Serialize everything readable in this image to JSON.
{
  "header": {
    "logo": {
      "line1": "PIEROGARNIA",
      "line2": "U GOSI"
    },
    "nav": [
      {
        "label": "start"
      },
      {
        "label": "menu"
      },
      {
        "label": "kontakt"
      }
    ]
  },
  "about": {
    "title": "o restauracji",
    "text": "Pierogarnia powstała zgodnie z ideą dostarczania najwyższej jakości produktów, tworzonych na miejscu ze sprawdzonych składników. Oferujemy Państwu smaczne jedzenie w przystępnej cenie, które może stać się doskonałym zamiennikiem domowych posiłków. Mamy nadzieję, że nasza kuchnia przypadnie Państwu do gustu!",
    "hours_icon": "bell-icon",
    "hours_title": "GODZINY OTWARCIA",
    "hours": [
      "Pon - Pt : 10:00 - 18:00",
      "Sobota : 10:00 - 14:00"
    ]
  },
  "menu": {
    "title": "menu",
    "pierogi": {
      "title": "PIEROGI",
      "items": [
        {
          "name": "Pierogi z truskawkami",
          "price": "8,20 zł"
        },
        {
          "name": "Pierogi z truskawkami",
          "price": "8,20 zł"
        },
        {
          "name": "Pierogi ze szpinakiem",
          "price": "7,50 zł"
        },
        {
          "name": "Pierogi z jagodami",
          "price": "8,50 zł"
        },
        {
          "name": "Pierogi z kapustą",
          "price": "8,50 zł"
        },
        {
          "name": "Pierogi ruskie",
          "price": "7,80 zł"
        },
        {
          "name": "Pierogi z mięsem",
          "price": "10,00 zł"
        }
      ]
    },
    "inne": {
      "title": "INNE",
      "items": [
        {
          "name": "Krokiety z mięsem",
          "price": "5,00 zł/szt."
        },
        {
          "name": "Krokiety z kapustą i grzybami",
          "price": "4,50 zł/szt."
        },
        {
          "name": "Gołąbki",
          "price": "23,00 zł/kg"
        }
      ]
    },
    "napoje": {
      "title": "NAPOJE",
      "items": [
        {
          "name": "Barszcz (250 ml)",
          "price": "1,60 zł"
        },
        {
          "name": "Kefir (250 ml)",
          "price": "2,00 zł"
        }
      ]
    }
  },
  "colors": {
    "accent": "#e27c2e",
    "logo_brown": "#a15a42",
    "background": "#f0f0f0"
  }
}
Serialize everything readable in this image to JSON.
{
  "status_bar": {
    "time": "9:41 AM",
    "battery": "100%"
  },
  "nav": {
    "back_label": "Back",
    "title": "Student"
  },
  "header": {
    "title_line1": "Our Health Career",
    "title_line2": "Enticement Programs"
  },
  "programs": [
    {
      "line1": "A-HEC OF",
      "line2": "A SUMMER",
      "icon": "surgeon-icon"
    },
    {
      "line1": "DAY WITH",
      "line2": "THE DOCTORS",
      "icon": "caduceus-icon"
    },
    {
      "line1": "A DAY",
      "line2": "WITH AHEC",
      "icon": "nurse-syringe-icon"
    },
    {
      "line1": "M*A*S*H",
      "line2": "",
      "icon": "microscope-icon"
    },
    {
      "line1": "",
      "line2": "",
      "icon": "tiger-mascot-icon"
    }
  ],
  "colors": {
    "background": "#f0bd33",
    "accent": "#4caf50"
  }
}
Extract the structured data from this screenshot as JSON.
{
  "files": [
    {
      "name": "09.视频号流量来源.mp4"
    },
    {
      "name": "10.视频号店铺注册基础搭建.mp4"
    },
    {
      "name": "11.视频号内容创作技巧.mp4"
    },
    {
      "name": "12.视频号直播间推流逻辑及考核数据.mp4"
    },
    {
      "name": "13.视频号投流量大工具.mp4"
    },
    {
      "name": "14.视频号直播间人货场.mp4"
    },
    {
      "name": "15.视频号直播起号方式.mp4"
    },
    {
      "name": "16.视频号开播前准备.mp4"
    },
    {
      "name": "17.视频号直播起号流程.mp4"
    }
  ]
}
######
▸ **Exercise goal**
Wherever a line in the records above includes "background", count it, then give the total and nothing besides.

▸ **Response below**
2